The time has come: Malls will open, prices will drop and web traffic will skyrocket. Millions of customers will flock to online stores, buying everything from smartwatches to televisions, and the parcels will flow.
Most customers will use familiar retail sites like Amazon, Target and eBay. But others will scavenge the internet for less-popular gifts and unbelievable bargains.
Buyer beware: The holiday season is also phishing season. As online transactions balloon over the next few weeks, cybercriminals will have a field day trying to nab credit card and personal data.
A recent study demonstrated that in 2014 and 2015, phishing scams at the end of the year rose by 9 percentage points. Normally, about a third of phishing attacks are "financial," but around the holidays those kinds of attacks rise to nearly half.

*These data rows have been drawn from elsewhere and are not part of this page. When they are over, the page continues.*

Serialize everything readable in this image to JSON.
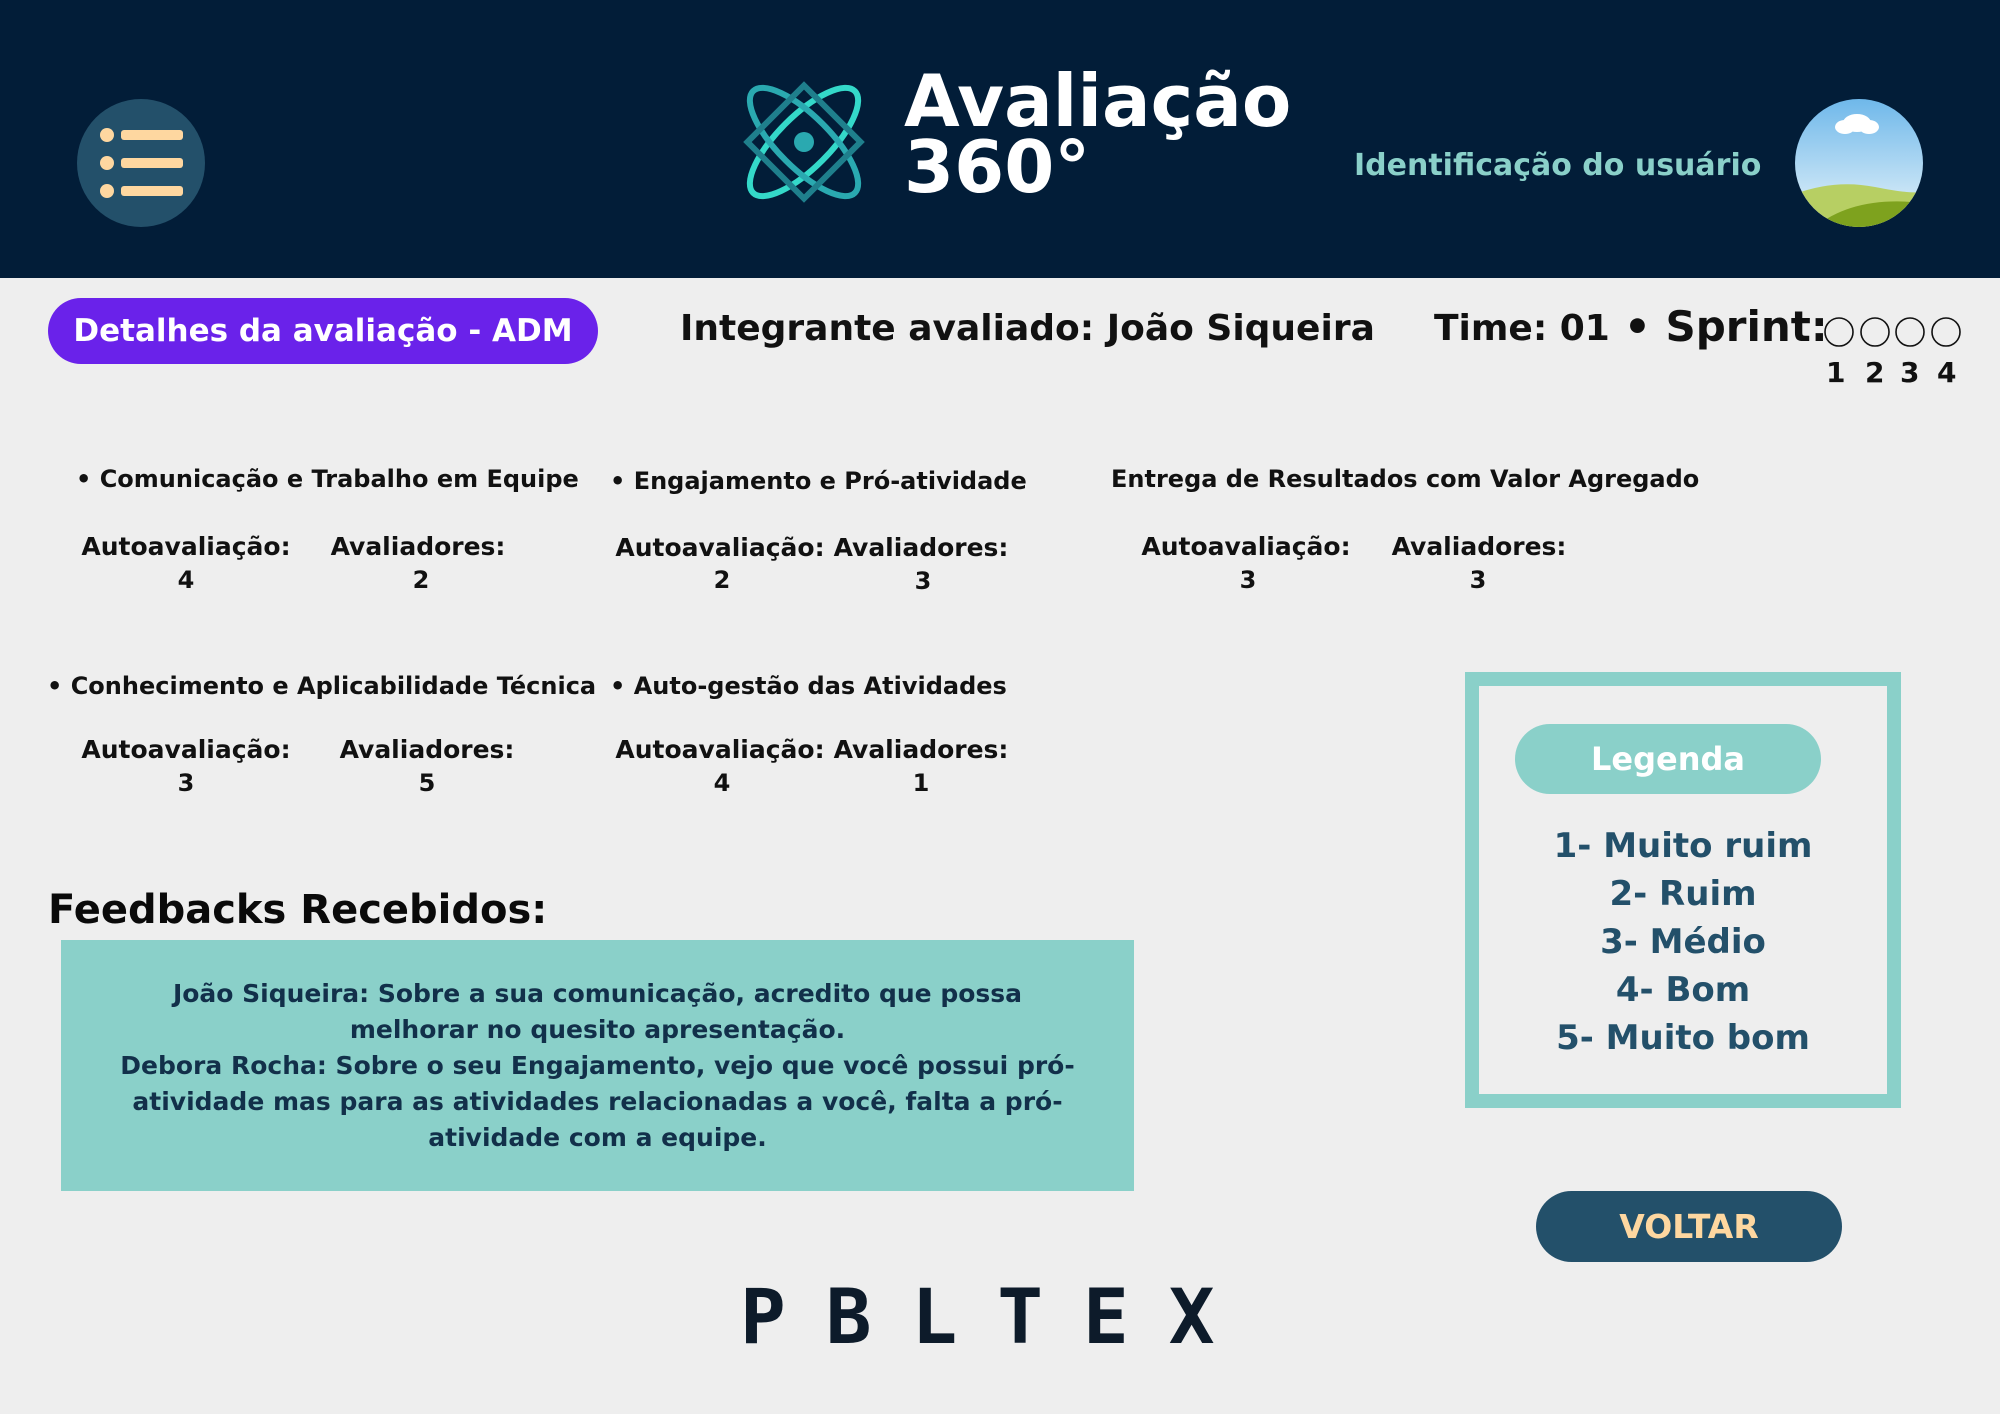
{
  "header": {
    "brand_line1": "Avaliação",
    "brand_line2": "360°",
    "user_id_label": "Identificação do usuário",
    "menu_icon": "hamburger-list-icon",
    "avatar_icon": "landscape-avatar-icon"
  },
  "subheader": {
    "details_label": "Detalhes da avaliação - ADM",
    "integrante": "Integrante avaliado: João Siqueira",
    "time": "Time: 01",
    "sprint_label": "• Sprint:",
    "sprint_options": [
      "1",
      "2",
      "3",
      "4"
    ]
  },
  "criteria": [
    {
      "title": "• Comunicação e Trabalho em Equipe",
      "self_label": "Autoavaliação:",
      "self_value": "4",
      "eval_label": "Avaliadores:",
      "eval_value": "2"
    },
    {
      "title": "• Engajamento e Pró-atividade",
      "self_label": "Autoavaliação:",
      "self_value": "2",
      "eval_label": "Avaliadores:",
      "eval_value": "3"
    },
    {
      "title": "Entrega de Resultados com Valor Agregado",
      "self_label": "Autoavaliação:",
      "self_value": "3",
      "eval_label": "Avaliadores:",
      "eval_value": "3"
    },
    {
      "title": "• Conhecimento e Aplicabilidade Técnica",
      "self_label": "Autoavaliação:",
      "self_value": "3",
      "eval_label": "Avaliadores:",
      "eval_value": "5"
    },
    {
      "title": "• Auto-gestão das Atividades",
      "self_label": "Autoavaliação:",
      "self_value": "4",
      "eval_label": "Avaliadores:",
      "eval_value": "1"
    }
  ],
  "feedback": {
    "title": "Feedbacks Recebidos:",
    "items": [
      "João Siqueira: Sobre a sua comunicação, acredito que possa melhorar no quesito apresentação.",
      "Debora Rocha: Sobre o seu Engajamento, vejo que você possui pró-atividade mas para as atividades relacionadas a você, falta a pró-atividade com a equipe."
    ]
  },
  "legend": {
    "title": "Legenda",
    "items": [
      "1- Muito ruim",
      "2- Ruim",
      "3- Médio",
      "4- Bom",
      "5- Muito bom"
    ]
  },
  "actions": {
    "back_label": "VOLTAR"
  },
  "footer": {
    "logo_text": "PBLTEX"
  },
  "colors": {
    "header_bg": "#021d38",
    "accent_purple": "#6a22ea",
    "teal": "#8ad0c9",
    "dark_blue": "#23506a",
    "peach": "#fed7a0"
  }
}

Share of financial phishing in overall number of phishing attacks 2013-2016.
In this case, financial phishing usually refers to credit card information, but cybercriminals may have their sites on other personal data as well, such as your PIN numbers, your social security number and your home address. Most banks will sort out fraudulent purchases in a few weeks, but identity theft can haunt you for a long time.
Here are three ways that hackers try to trick you into parting you with data, and what you can do about it.
1. Phishing scams
Phishing techniques usually come in the form of spam emails advertising special sales and phony gift cards. The most recent example was a massive email scam purporting to be from Amazon. But more sophisticated con artists will set up realistic-looking online shops. To put it mildly, if one of these merchants receives your payment information, you will get more than you bargained for.